Monday, January 24, 2022

Covid Timey Wimey Troubles

    We've had a couple of strange moments, in the past week, and they all have to do with time. The first one occurred early in the week and involved our Squeezebox internet radio that we use to wake us up to OPB every morning. On this particular morning, the radio began, and I did my usual slow waking to those familiar voices. My first thought was, "Wow! I slept great!". Then ... I got up to use the bathroom and take an early morning medication. I spotted the bathroom clock. THREE AM??!! I returned to the bedroom, turned off that radio and inserted myself back between the sheets and willed myself back to sleep.

    Two nights later, I woke up (I usually wake 2-3 times during the night). On the way to the bathroom, I did my usual checking the time on the closest lit clock face. I read 5:30AM, took my meds and went back to bed. A few hours later, I woke again, peered at the same clock, which now (apparently) read 5AM. I resisted slapping myself for the earlier misreading, but wondered what the actual time was when I took my meds. 

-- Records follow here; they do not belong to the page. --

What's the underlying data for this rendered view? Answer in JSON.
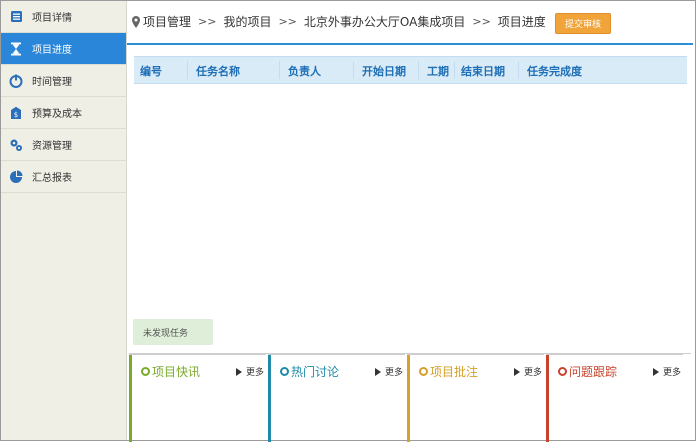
{
  "sidebar": {
    "items": [
      {
        "label": "项目详情",
        "icon": "list-icon",
        "active": false
      },
      {
        "label": "项目进度",
        "icon": "hourglass-icon",
        "active": true
      },
      {
        "label": "时间管理",
        "icon": "power-clock-icon",
        "active": false
      },
      {
        "label": "预算及成本",
        "icon": "money-tag-icon",
        "active": false
      },
      {
        "label": "资源管理",
        "icon": "gears-icon",
        "active": false
      },
      {
        "label": "汇总报表",
        "icon": "pie-chart-icon",
        "active": false
      }
    ]
  },
  "breadcrumb": {
    "items": [
      "项目管理",
      "我的项目",
      "北京外事办公大厅OA集成项目",
      "项目进度"
    ],
    "separator": ">>"
  },
  "submit_button": "提交审核",
  "table": {
    "columns": [
      "编号",
      "任务名称",
      "负责人",
      "开始日期",
      "工期",
      "结束日期",
      "任务完成度"
    ]
  },
  "status_text": "未发现任务",
  "panels": [
    {
      "title": "项目快讯",
      "color": "#7aaa2a",
      "more": "更多"
    },
    {
      "title": "热门讨论",
      "color": "#1f8aa8",
      "more": "更多"
    },
    {
      "title": "项目批注",
      "color": "#d6a02a",
      "more": "更多"
    },
    {
      "title": "问题跟踪",
      "color": "#c8432c",
      "more": "更多"
    }
  ],
  "colors": {
    "accent": "#2a86d8",
    "button": "#f0a43a"
  }
}
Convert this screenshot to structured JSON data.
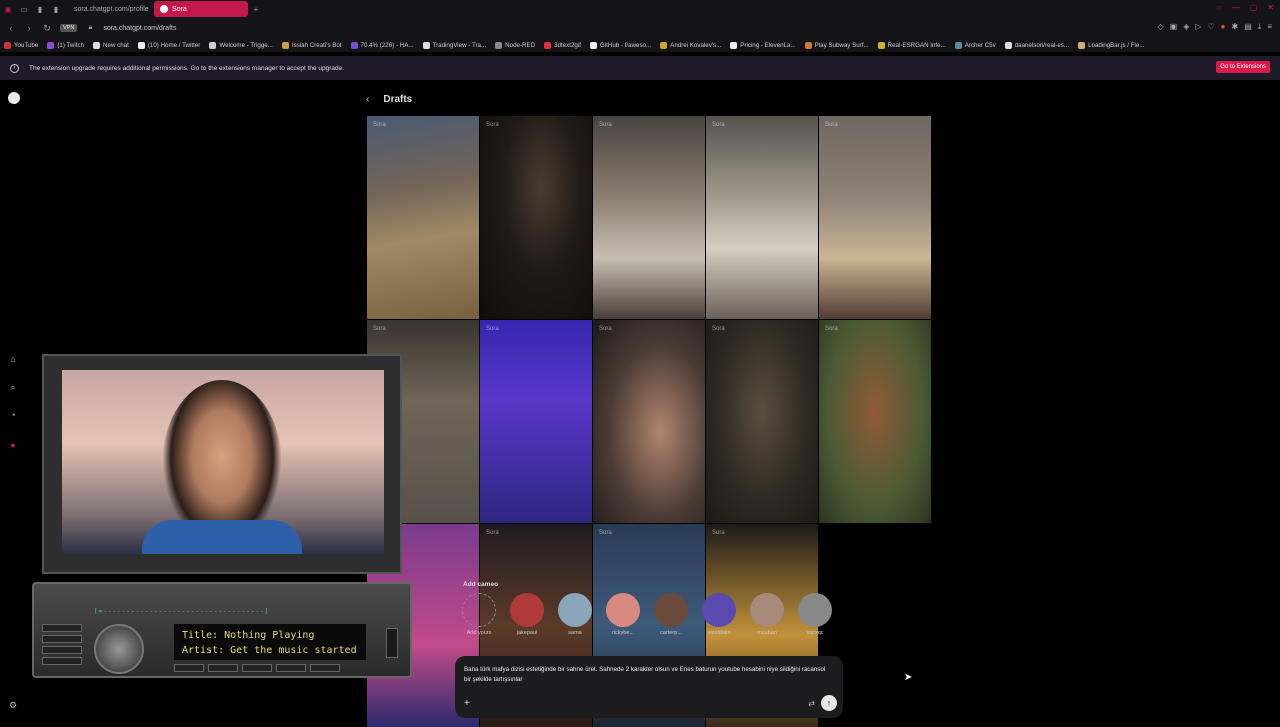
{
  "browser": {
    "tabs": [
      {
        "label": "sora.chatgpt.com/profile",
        "active": false
      },
      {
        "label": "Sora",
        "active": true
      }
    ],
    "new_tab_icon": "+",
    "url": "sora.chatgpt.com/drafts",
    "vpn_badge": "VPN",
    "bookmarks": [
      "YouTube",
      "(1) Twitch",
      "New chat",
      "(10) Home / Twitter",
      "Welcome - Trigge...",
      "Issiah Creati's Bot",
      "70.4% (226) - HA...",
      "TradingView - Tra...",
      "Node-RED",
      "3dtext2gif",
      "GitHub - f/aweso...",
      "Andrei Kovalev's...",
      "Pricing - ElevenLa...",
      "Play Subway Surf...",
      "Real-ESRGAN Infe...",
      "Archer C5v",
      "daanelson/real-es...",
      "LoadingBar.js / Fle..."
    ]
  },
  "notice": {
    "text": "The extension upgrade requires additional permissions. Go to the extensions manager to accept the upgrade.",
    "button": "Go to Extensions"
  },
  "page": {
    "title": "Drafts",
    "back_icon": "‹",
    "tile_watermark": "Sora"
  },
  "cameo": {
    "title": "Add cameo",
    "items": [
      "Add yours",
      "jakepaul",
      "sama",
      "rickybe...",
      "carterp...",
      "steakfake",
      "mcuban",
      "xqcxqc"
    ]
  },
  "prompt": {
    "text": "Bana türk mafya dizisi estetiğinde bir sahne üret. Sahnede 2 karakter olsun ve Enes baturun youtube hesabini niye sildiğini racansol bir şekilde tartışsınlar",
    "plus_icon": "+",
    "send_icon": "↑"
  },
  "overlay": {
    "radio_title": "Title: Nothing Playing",
    "radio_artist": "Artist: Get the music started",
    "eq_text": "[=-----------------------------------]"
  }
}
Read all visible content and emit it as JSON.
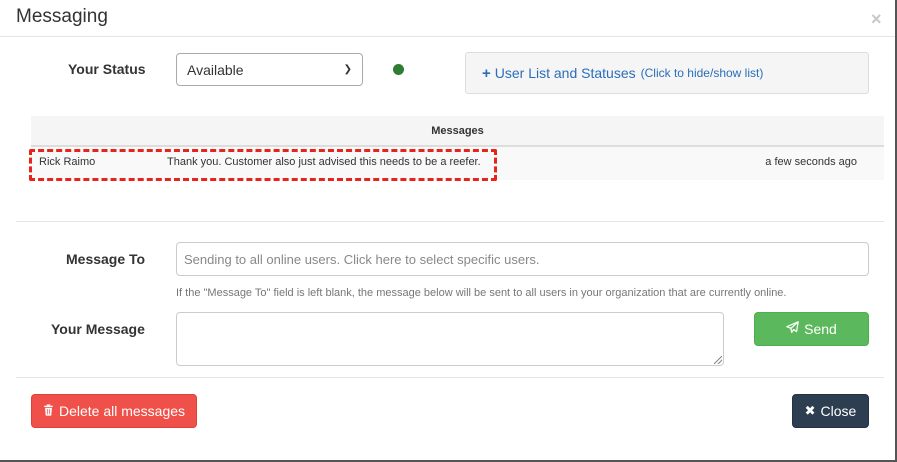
{
  "dialog": {
    "title": "Messaging",
    "close_glyph": "×"
  },
  "status": {
    "label": "Your Status",
    "selected": "Available",
    "indicator_color": "#2e7d32"
  },
  "user_list": {
    "plus": "+",
    "label": "User List and Statuses",
    "hint": "(Click to hide/show list)"
  },
  "messages": {
    "header": "Messages",
    "rows": [
      {
        "sender": "Rick Raimo",
        "text": "Thank you. Customer also just advised this needs to be a reefer.",
        "time": "a few seconds ago"
      }
    ]
  },
  "compose": {
    "to_label": "Message To",
    "to_placeholder": "Sending to all online users. Click here to select specific users.",
    "help": "If the \"Message To\" field is left blank, the message below will be sent to all users in your organization that are currently online.",
    "message_label": "Your Message",
    "message_value": "",
    "send_label": "Send"
  },
  "footer": {
    "delete_label": "Delete all messages",
    "close_label": "Close",
    "close_glyph": "✖"
  },
  "icons": {
    "send": "paper-plane-icon",
    "delete": "trash-icon",
    "close": "times-icon",
    "select_chevron": "chevron-down-icon"
  }
}
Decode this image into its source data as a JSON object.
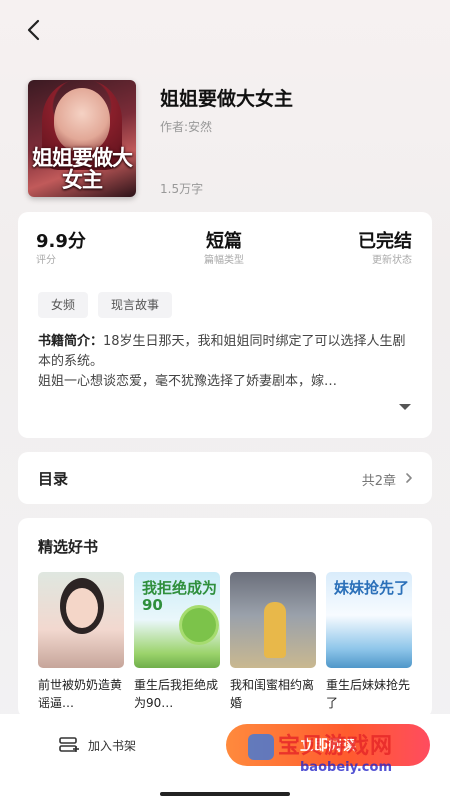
{
  "nav": {
    "back_icon": "chevron-left-icon"
  },
  "book": {
    "title": "姐姐要做大女主",
    "cover_title": "姐姐要做大女主",
    "author": "作者:安然",
    "wordcount": "1.5万字"
  },
  "stats": [
    {
      "value": "9.9分",
      "label": "评分"
    },
    {
      "value": "短篇",
      "label": "篇幅类型"
    },
    {
      "value": "已完结",
      "label": "更新状态"
    }
  ],
  "tags": [
    "女频",
    "现言故事"
  ],
  "intro": {
    "label": "书籍简介：",
    "text_line1": "18岁生日那天，我和姐姐同时绑定了可以选择人生剧本的系统。",
    "text_line2": "姐姐一心想谈恋爱，毫不犹豫选择了娇妻剧本，嫁…",
    "expand_icon": "triangle-down-icon"
  },
  "toc": {
    "label": "目录",
    "count": "共2章",
    "chevron_icon": "chevron-right-icon"
  },
  "picks": {
    "title": "精选好书",
    "items": [
      {
        "title": "前世被奶奶造黄谣逼…",
        "cover_text": ""
      },
      {
        "title": "重生后我拒绝成为90…",
        "cover_text": "我拒绝成为90"
      },
      {
        "title": "我和闺蜜相约离婚",
        "cover_text": ""
      },
      {
        "title": "重生后妹妹抢先了",
        "cover_text": "妹妹抢先了"
      }
    ]
  },
  "bottom": {
    "shelf_label": "加入书架",
    "shelf_icon": "bookshelf-icon",
    "read_label": "立即阅读"
  },
  "watermark": {
    "main": "宝贝游戏网",
    "sub": "baobeiy.com"
  },
  "colors": {
    "accent_start": "#ff8a3d",
    "accent_end": "#ff4c5f"
  }
}
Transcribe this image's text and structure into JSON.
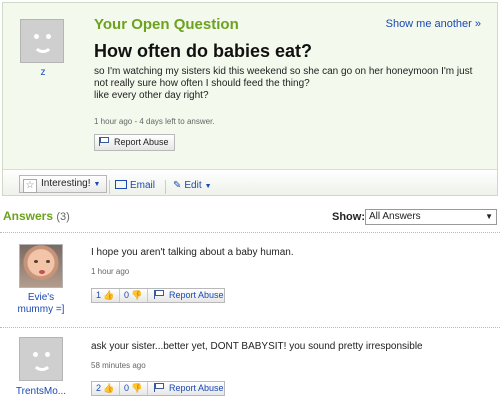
{
  "question": {
    "heading": "Your Open Question",
    "show_another": "Show me another »",
    "asker": "z",
    "title": "How often do babies eat?",
    "body": "so I'm watching my sisters kid this weekend so she can go on her honeymoon I'm just not really sure how often I should feed the thing?\nlike every other day right?",
    "meta": "1 hour ago - 4 days left to answer.",
    "report_label": "Report Abuse"
  },
  "actions": {
    "interesting_label": "Interesting!",
    "email_label": "Email",
    "edit_label": "Edit"
  },
  "answers_header": {
    "title": "Answers",
    "count": "(3)",
    "show_label": "Show:",
    "show_selected": "All Answers"
  },
  "answers": [
    {
      "user": "Evie's mummy =]",
      "text": "I hope you aren't talking about a baby human.",
      "time": "1 hour ago",
      "thumbs_up": "1",
      "thumbs_down": "0",
      "report_label": "Report Abuse"
    },
    {
      "user": "TrentsMo...",
      "text": "ask your sister...better yet, DONT BABYSIT! you sound pretty irresponsible",
      "time": "58 minutes ago",
      "thumbs_up": "2",
      "thumbs_down": "0",
      "report_label": "Report Abuse"
    }
  ],
  "icons": {
    "avatar_default": "smiley-avatar-icon",
    "star": "star-icon",
    "email": "envelope-icon",
    "edit": "pencil-icon",
    "report": "flag-icon",
    "thumbs_up": "thumbs-up-icon",
    "thumbs_down": "thumbs-down-icon"
  },
  "colors": {
    "heading_green": "#6da21f",
    "link_blue": "#1a49b4",
    "question_bg": "#f3f9ec"
  }
}
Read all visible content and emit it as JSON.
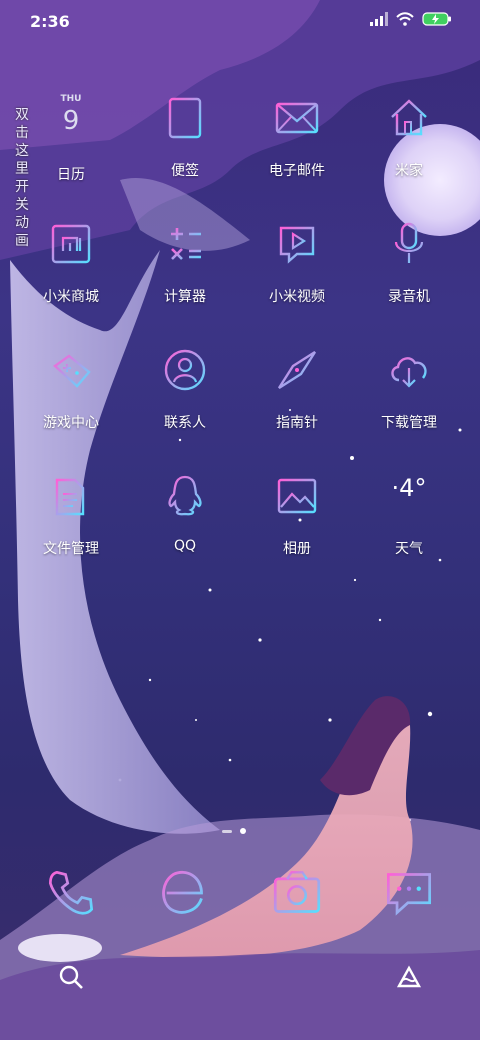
{
  "status_bar": {
    "time": "2:36"
  },
  "side_hint": {
    "text": "双击这里开关动画"
  },
  "calendar": {
    "day_of_week": "THU",
    "day_number": "9"
  },
  "weather": {
    "temperature": "·4°"
  },
  "apps": {
    "calendar": "日历",
    "notes": "便签",
    "email": "电子邮件",
    "mijia": "米家",
    "mi_store": "小米商城",
    "calculator": "计算器",
    "mi_video": "小米视频",
    "recorder": "录音机",
    "game_center": "游戏中心",
    "contacts": "联系人",
    "compass": "指南针",
    "downloads": "下载管理",
    "file_manager": "文件管理",
    "qq": "QQ",
    "gallery": "相册",
    "weather": "天气"
  },
  "colors": {
    "icon_gradient_start": "#ff5fd6",
    "icon_gradient_end": "#55e0ff",
    "background": "#33307a"
  }
}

    And finally, this past Sunday night, as N and I, finished watching the last of three different Masterpiece Theater offerings, a promo for a Monday evening program prompted us to, "tune in tonight at 8PM for the latest episode of Finding Your Roots". We turned to each other and burst into laughter. My first thought was--it's not just us! Umm, are you completely sure, K? I have some doubts.

Love, K

Saturday, January 1, 2022

Murder Mystery (?) from Australian Outback

"Knives Outback" 

 by Mitch Moxley

A man is presumed murdered. In this town of 12, everyone is a possible suspect.

In the hours before he went missing, never to be seen again, Paddy Moriarty had beer on his mind. Each morning around 9 a.m., Paddy would hop on his red quad bike with his dog and head for the Pink Panther pub for morning chores — cleaning the toilets and showers, raking leaves. The retired 70 year old, a former ranch hand born in Ireland who sported a mustache and had a heart condition, had been paid weekly with cartons of his favorite brew. After a few hours of work, he’d settle in at the bar for his daily drinking session. Most days, he would drink eight cans of XXXX Gold, an Australian lager. Eight beers — seldom more, never less.

The path from the far end of town, where Paddy lived in a converted service station, to the door of the bar passed the homes and businesses of nearly every resident of Larrimah, a dry, dusty, and cartoonishly small hamlet in Australia’s Northern Territory, a vast swath of rugged country largely devoid of people. The Outback town was once the effective terminus of the North Australia Railway, and it thrived for a time. During World War II, the Gorrie Army Base was nearby, Australia’s largest during the war. But in 1976 the railroad shut down, and through subsequent decades, the Larrimah population dropped from 100 to 50 to 25 — finally to 13.

Read or listen to entire story here